#### Example 2

What his old record was.

We know that his new record is 53.5, and we know that’s three more than his old record. If we call his old record \begin{align*}z\end{align*}, we can write the following equation: \begin{align*}z + 3 = 53.5\end{align*}. Subtracting 3 from both sides gives us \begin{align*}z = 50.5\end{align*}. So Takeru’s old record was 50.5 hot dogs in 12 minutes.

### Review

Peter is collecting tokens on breakfast cereal packets in order to get a model boat. In eight weeks he has collected 10 tokens. He needs 25 tokens for the boat.

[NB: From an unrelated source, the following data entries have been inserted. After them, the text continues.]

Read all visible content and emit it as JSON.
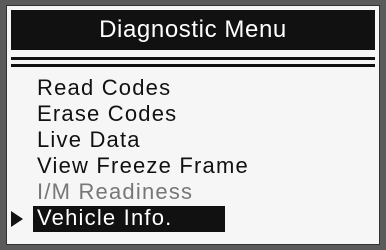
{
  "header": {
    "title": "Diagnostic Menu"
  },
  "menu": {
    "items": [
      {
        "label": "Read Codes",
        "state": "normal"
      },
      {
        "label": "Erase Codes",
        "state": "normal"
      },
      {
        "label": "Live Data",
        "state": "normal"
      },
      {
        "label": "View Freeze Frame",
        "state": "normal"
      },
      {
        "label": "I/M Readiness",
        "state": "dimmed"
      },
      {
        "label": "Vehicle Info.",
        "state": "selected"
      }
    ]
  },
  "icons": {
    "pointer": "triangle-right-icon"
  },
  "colors": {
    "screen_bg": "#f6f6f6",
    "frame": "#5b5b5b",
    "ink": "#111111",
    "dim": "#777777",
    "selected_text": "#ffffff"
  }
}
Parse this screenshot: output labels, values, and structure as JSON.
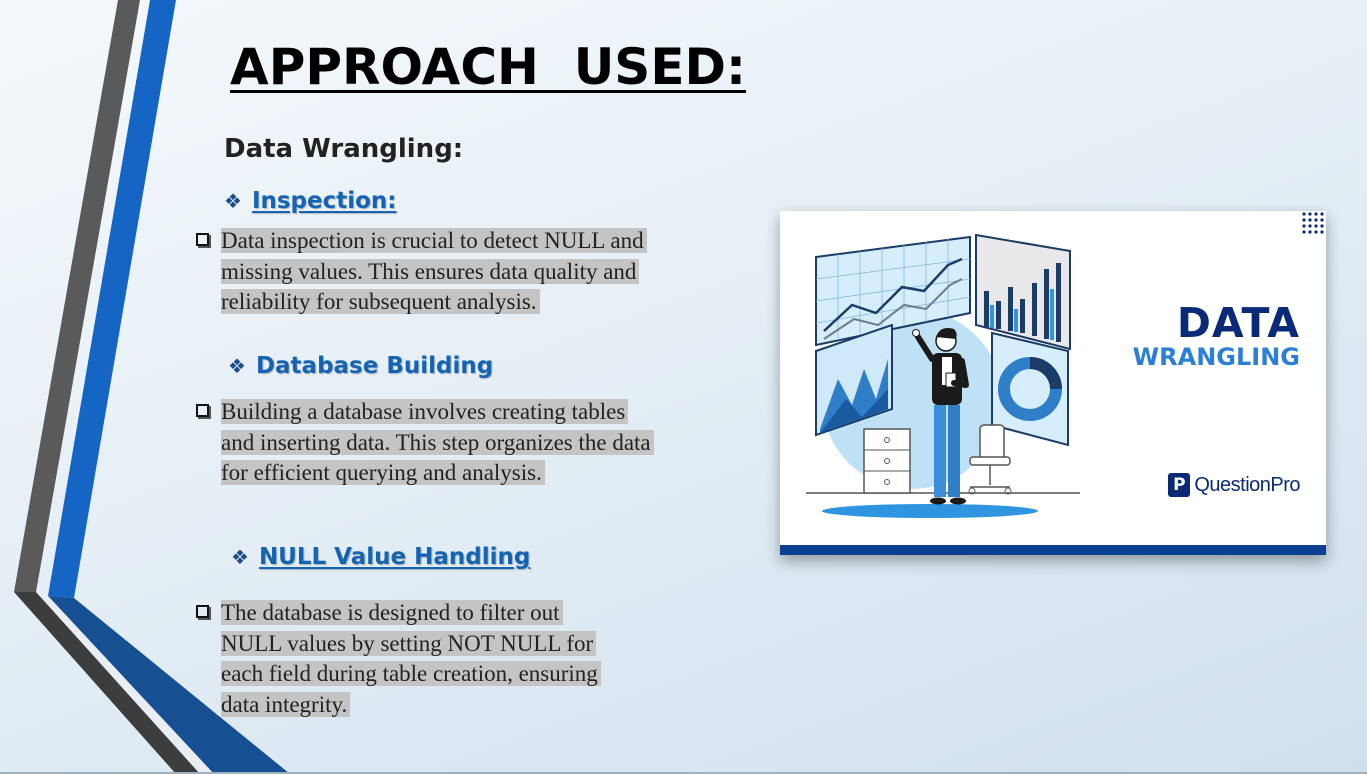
{
  "slide": {
    "title": "APPROACH  USED:",
    "subtitle": "Data Wrangling:"
  },
  "sections": [
    {
      "heading": "Inspection:",
      "text": "Data inspection is crucial to detect NULL and missing values. This ensures data quality and reliability for subsequent analysis."
    },
    {
      "heading": "Database Building",
      "text": "Building a database involves creating tables and inserting data. This step organizes the data for efficient querying and analysis."
    },
    {
      "heading": "NULL Value Handling",
      "text": "The database is designed to filter out NULL values by setting NOT NULL for each field during table creation, ensuring data integrity."
    }
  ],
  "image": {
    "title_line1": "DATA",
    "title_line2": "WRANGLING",
    "brand_mark": "P",
    "brand_name": "QuestionPro"
  },
  "icons": {
    "section_bullet": "diamond-cluster-icon",
    "paragraph_bullet": "square-box-icon"
  },
  "colors": {
    "heading_blue": "#1564b3",
    "highlight_gray": "#c4c4c4",
    "card_bar": "#0a3f91",
    "brand_navy": "#0a2a78"
  }
}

Write an equation and determine the following information.

- How many more tokens he needs to collect, \begin{align*}n\end{align*}.
- How many tokens he collects per week, \begin{align*}w\end{align*}.
- How many more weeks remain until he can send off for his boat, \begin{align*}r\end{align*}.

Juan has baked a cake and wants to sell it in his bakery. He is going to cut it into 12 slices and sell them individually. He wants to sell it for three times the cost of making it. The ingredients cost him $8.50, and he allowed $1.25 to cover the cost of electricity to bake it. Write equations that describe the following statements.

- The amount of money that he sells the cake for \begin{align*}(u)\end{align*}.
- The amount of money he charges for each slice \begin{align*}(c)\end{align*}.
- The total profit he makes on the cake \begin{align*}(w)\end{align*}.

Jane is baking cookies for a large party. She has a recipe that will make one batch of two dozen cookies, and she decides to make five batches. To make five batches, she finds that she will need 12.5 cups of flour and 15 eggs.

- How many cookies will she make in all?
- How many cups of flour go into one batch?
- How many eggs go into one batch?
- If Jane only has a dozen eggs on hand, how many more does she need to make five batches?
- If she doesn’t go out to get more eggs, how many batches can she make? How many cookies will that be?

### Review (Answers)

To view the Review answers, open this PDF file and look for section 3.3.